Bcl-2 and Bcl-xL bind to BH3 domains on Beclin 1 to inhibit autophagy
What is the role of Beclin 1 by itself?
What is the significance of BH3 mimetic ABT 737?
It disrupts the Beclin-1-Bcl-xl interaction and causes apoptosis to occur.
Recent findings are showing autophagy is also occuring so we need to tease this out for future research.
What is the significance of phospholipid phosphatidylserine (PS)?
When it is exposed to the outer leaflet macrophages have receptors for PS, and recognize, bind to, and ingest cells that have committed to the apoptotic pathway. Gives the cell no chance to lyse and release inflammation-causing molecules to the extracellular space.
What is the role of Bcl-2 and Bcl-XL?
What is the role of Bim and PUMA?
pro-apotopic members that move to the mitochondrion and replace Bcl-2 and Bcl-XL. This allows other members of the same family, Bax and Bax, to act on the membrane, making it permeable so it releases cytochrome C into the cytoplasm
signal caspase that activates caspase-3
executioner caspase that cleaves many substrates, eventually resulting in the classic appearance of apoptosis
What molecule activates caspase-9?
What activates Apaf-1?
cytochrome c in the cytoplasm
What is the significance of FAS Ligand?
the CTL upregulates expression of a surface molecule called Fas (or CD95) ligand (FasL, CD95L), which
then engages and cross-links a corresponding molecule on the abnormal cell’s surface, Fas or CD95
What is the role of activated Fas or CD95?
CD95 transduces a signal into the cell’s interior, which recruits to CD95 an adaptor molecule called FADD, which activates caspase-8. Caspase-8 then activates caspase-3 for apoptosis to occur?
What is the significance of FLIP?
It competes with caspase-8 for binding to FADD, and thus inhibits apoptosis signaling (
drugs used to lower cholesterol
What is the rate limiting step for the synthesis of cholesterol?
HMGCoA reductase (3-hydroxy-3-methylglutaryl coenzyme A reductase)
What is the significance of sterol regulatory
element binding protein (SREBP)?
Both uptake and synthesis are regulated by the sterol regulatory element binding protein (SREBP), a protein containing a transcription factor that regulates both
LDLR and all 30 of the synthesis proteins.
What is the transcription factor used to upregulate cholesterol synthesis?
basic helix loop helix (bHLH) DNA- binding protein that is held inactive because it is part of a larger
transmembrane protein (SREBP). Only activated once it is cleaved off in the Golgi
role of Insig and SCAP?
when cholesterol is low, SREBP needs to move to the Golgi, where it is cleaved to release the transcription factor. Insig blocks the SCAP signal to recruit COPII. Therfore, Insig binds to SCAP when cholesterol levels are HIGH.
How is BHLH cleaved from SREBP?

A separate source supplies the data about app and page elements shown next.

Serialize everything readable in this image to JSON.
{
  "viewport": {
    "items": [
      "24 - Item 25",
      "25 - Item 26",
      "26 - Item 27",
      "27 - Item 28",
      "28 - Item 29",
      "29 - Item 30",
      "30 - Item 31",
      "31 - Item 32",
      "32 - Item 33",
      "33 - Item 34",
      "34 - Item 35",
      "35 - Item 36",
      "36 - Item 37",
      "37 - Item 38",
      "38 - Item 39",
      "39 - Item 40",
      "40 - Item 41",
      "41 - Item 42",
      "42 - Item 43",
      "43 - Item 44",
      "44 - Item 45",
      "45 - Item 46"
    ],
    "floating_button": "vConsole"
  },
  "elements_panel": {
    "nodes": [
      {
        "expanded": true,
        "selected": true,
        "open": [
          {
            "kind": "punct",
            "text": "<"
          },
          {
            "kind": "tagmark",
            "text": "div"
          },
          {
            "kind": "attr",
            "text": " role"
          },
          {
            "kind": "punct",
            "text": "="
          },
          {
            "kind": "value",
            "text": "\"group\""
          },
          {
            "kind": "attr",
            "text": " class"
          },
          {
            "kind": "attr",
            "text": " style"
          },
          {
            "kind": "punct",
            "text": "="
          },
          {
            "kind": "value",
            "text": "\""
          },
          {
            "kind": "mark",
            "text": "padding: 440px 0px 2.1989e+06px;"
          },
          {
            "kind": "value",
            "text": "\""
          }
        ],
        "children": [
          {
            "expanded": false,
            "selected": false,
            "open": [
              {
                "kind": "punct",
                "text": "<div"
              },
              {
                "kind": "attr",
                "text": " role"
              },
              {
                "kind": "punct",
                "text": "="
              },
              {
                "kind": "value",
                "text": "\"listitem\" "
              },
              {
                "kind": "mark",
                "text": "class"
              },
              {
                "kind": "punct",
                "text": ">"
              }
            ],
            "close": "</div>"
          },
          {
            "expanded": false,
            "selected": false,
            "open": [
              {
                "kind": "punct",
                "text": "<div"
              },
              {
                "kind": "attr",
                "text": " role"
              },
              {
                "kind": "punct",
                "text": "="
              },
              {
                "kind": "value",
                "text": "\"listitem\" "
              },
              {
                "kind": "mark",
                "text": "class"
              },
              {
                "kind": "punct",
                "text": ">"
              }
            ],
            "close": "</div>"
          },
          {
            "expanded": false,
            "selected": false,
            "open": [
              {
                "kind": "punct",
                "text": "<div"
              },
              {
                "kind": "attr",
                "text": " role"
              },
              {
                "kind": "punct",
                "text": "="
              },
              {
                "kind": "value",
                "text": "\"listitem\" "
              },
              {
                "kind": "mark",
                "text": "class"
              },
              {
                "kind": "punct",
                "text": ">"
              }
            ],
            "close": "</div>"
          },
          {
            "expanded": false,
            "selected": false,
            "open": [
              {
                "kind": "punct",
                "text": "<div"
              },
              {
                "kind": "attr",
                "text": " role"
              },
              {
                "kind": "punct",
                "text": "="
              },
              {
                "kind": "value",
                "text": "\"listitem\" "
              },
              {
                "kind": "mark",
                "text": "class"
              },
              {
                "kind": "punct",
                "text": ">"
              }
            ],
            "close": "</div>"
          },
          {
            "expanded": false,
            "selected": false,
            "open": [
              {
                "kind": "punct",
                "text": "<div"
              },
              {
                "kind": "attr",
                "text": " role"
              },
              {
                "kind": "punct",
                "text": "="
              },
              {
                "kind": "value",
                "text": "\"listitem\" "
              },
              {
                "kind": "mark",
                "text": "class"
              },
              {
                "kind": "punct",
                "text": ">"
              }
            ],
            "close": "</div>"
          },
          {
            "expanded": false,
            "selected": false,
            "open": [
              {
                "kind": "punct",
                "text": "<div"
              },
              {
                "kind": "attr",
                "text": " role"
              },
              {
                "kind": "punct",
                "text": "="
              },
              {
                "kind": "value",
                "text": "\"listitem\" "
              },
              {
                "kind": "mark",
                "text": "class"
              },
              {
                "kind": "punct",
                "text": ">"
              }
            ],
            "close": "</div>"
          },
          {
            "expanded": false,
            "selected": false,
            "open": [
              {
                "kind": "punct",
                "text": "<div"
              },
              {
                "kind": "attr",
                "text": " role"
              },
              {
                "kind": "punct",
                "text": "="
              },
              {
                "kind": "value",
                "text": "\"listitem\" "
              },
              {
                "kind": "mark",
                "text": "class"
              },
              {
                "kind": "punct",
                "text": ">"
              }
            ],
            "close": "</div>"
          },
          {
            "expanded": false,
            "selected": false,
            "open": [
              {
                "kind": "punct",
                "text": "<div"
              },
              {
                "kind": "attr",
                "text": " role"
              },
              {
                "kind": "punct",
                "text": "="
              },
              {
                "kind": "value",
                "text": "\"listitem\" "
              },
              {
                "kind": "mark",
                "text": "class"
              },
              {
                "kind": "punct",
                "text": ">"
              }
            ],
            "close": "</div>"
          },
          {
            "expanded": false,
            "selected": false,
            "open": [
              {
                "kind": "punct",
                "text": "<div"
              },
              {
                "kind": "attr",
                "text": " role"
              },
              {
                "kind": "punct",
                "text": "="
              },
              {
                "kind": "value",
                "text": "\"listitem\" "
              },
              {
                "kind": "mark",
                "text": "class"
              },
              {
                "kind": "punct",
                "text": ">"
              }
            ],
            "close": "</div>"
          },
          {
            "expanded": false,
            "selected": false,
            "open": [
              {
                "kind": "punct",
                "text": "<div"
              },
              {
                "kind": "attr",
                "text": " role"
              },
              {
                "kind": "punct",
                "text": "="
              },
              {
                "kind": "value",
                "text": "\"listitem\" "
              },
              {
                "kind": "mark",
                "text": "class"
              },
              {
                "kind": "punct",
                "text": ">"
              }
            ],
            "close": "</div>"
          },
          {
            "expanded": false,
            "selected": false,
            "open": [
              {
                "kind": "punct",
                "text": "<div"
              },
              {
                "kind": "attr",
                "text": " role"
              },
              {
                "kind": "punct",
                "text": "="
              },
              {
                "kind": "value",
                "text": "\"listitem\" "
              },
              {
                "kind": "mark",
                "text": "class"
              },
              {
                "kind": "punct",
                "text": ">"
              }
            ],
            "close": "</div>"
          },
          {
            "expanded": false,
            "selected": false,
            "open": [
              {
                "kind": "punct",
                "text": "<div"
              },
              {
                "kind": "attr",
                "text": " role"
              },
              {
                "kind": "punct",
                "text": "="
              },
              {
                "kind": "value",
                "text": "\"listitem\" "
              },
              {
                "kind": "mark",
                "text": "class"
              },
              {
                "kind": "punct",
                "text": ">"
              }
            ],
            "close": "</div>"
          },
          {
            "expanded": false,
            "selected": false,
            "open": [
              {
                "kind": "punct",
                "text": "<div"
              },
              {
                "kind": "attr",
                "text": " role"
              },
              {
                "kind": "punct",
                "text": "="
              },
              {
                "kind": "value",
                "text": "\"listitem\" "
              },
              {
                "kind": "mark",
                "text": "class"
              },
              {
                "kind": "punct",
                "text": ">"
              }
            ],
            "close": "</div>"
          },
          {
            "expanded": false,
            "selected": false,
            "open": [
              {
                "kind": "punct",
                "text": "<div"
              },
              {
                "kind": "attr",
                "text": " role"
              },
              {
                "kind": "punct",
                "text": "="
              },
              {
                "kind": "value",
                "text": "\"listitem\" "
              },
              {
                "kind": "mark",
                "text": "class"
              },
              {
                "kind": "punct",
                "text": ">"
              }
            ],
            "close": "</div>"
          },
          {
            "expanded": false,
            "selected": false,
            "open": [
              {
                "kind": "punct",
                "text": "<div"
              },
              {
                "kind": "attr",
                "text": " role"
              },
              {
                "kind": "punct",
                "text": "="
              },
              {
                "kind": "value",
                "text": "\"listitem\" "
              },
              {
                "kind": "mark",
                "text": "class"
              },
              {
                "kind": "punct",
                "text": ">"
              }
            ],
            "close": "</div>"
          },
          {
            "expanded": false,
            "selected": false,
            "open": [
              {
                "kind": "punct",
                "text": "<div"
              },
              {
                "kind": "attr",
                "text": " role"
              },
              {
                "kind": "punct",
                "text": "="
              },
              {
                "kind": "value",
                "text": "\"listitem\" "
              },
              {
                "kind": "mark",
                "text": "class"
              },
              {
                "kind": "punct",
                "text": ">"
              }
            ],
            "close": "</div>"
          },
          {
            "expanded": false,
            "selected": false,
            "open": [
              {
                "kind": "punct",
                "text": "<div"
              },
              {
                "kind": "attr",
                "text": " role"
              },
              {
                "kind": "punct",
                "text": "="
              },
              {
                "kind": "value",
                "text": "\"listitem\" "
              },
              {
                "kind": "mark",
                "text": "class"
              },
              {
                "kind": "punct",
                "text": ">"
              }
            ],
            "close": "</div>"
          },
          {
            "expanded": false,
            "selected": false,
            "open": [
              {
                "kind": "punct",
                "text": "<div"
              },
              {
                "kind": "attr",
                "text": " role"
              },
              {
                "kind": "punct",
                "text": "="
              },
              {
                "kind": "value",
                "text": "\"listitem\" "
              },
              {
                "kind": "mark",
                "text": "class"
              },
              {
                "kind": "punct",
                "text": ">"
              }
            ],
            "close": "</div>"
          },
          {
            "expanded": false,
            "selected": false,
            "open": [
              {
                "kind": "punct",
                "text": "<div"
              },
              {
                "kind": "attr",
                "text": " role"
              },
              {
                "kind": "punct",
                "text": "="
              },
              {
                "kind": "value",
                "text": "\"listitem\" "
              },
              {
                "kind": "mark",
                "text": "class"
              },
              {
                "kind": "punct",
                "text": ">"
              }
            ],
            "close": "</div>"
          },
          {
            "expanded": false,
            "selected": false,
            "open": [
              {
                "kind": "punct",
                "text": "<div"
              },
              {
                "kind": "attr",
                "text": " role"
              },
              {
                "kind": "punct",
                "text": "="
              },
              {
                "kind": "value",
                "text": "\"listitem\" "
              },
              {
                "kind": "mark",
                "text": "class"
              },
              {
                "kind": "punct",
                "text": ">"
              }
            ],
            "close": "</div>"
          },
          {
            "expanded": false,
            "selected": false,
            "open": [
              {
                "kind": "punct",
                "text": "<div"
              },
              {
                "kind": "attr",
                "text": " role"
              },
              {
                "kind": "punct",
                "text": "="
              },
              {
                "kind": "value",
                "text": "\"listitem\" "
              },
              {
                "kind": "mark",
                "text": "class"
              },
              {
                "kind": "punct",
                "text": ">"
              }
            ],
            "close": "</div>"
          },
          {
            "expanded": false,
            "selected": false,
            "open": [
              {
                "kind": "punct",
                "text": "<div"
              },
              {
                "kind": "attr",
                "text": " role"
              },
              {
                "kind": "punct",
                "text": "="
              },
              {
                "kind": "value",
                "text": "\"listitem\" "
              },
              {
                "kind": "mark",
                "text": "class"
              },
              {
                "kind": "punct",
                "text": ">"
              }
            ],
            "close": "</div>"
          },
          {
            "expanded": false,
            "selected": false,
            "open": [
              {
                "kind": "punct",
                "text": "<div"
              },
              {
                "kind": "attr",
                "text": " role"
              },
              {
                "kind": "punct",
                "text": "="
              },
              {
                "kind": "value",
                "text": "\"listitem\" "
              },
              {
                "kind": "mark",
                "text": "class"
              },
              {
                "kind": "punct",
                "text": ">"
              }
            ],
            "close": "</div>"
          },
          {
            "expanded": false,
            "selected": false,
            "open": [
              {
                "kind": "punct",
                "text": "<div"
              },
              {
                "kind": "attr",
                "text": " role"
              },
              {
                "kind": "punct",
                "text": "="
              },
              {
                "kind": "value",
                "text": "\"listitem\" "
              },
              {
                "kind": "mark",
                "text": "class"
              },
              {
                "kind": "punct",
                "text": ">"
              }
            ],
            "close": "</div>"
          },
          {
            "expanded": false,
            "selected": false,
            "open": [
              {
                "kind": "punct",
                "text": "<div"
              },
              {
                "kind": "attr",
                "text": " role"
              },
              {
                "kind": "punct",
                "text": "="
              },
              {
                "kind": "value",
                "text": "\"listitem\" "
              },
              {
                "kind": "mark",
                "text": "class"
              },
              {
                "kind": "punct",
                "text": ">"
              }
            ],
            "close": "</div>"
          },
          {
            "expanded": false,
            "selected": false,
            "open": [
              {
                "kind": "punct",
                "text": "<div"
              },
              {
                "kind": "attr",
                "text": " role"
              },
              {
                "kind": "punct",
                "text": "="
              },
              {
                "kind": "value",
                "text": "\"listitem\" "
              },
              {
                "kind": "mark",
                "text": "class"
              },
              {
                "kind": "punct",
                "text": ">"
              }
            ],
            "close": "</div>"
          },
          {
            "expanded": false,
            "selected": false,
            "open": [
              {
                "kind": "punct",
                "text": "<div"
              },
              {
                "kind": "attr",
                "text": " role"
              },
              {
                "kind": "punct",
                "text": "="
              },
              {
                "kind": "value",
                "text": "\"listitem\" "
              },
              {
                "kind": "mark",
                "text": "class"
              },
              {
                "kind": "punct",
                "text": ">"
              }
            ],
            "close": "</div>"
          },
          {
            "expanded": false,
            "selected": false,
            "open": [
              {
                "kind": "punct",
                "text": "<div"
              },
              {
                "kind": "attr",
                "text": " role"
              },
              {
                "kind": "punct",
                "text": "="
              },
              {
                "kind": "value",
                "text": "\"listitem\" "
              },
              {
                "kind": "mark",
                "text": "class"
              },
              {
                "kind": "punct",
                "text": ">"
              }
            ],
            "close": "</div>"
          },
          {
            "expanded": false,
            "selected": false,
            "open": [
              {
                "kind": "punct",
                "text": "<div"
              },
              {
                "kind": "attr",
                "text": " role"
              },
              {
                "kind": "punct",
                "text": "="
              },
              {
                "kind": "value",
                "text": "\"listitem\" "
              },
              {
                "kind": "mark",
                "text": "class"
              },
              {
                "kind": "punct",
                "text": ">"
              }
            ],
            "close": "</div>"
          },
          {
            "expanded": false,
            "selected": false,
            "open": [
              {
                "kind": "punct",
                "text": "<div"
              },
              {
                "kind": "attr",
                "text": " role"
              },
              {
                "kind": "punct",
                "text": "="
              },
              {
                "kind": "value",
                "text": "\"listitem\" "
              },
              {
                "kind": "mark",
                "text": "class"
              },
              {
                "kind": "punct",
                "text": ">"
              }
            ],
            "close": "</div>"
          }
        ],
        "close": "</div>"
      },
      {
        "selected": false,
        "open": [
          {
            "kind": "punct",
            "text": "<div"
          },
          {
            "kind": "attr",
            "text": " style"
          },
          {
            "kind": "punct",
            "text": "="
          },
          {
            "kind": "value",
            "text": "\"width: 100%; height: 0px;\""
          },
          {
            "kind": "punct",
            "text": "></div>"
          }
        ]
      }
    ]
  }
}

via RIP, regulated intramembrane proteolysis within the Golgi
What are the three classes of lipids in a membrane?
phospholipids, sphingolipids, and cholesterol
What are the most common phospholipids in the membrane?
phosphatidylethanolamine (PE), phosphatidylcholine
(PC), phosphatidylserine (PS), and
What phospholipids are more prevalent within the inner leaflet of membrane?
Negatively charged phosphatidylserine (PS), phosphatidylethanolamine (PE), and phosphatidylinositol (PI)
What phospholipids are more prevalent in the outer leaflet?
Phosphatidylcholine PC, sphingomyelin, and glycolipids are
Where are most lipids made?
In the endoplasmic reticulum
Order these membranes from thin to thickest: ER, Golgi, and Plasma membrane
What molecule does your body use to synthesize cholesterol?
What molecule do you need to break up the SNARE complex for recycling?
N-ethylmaleimide Sensitive Factor (NSF)
How many ATPs do you need to separate the SNARE complex?
6 ATPs; one for each subunit.
What is the role of alpha snap?
It binds to the SNARE complex and recruits NSF
What is the role of n-sec1?
binds to syntaxin to refold it and stays bound to prevent VAMP from binding. n-sec1 must be released before another SNARE complex can form.
What causes n-sec1 to release itself from syntaxin?
The release of calcium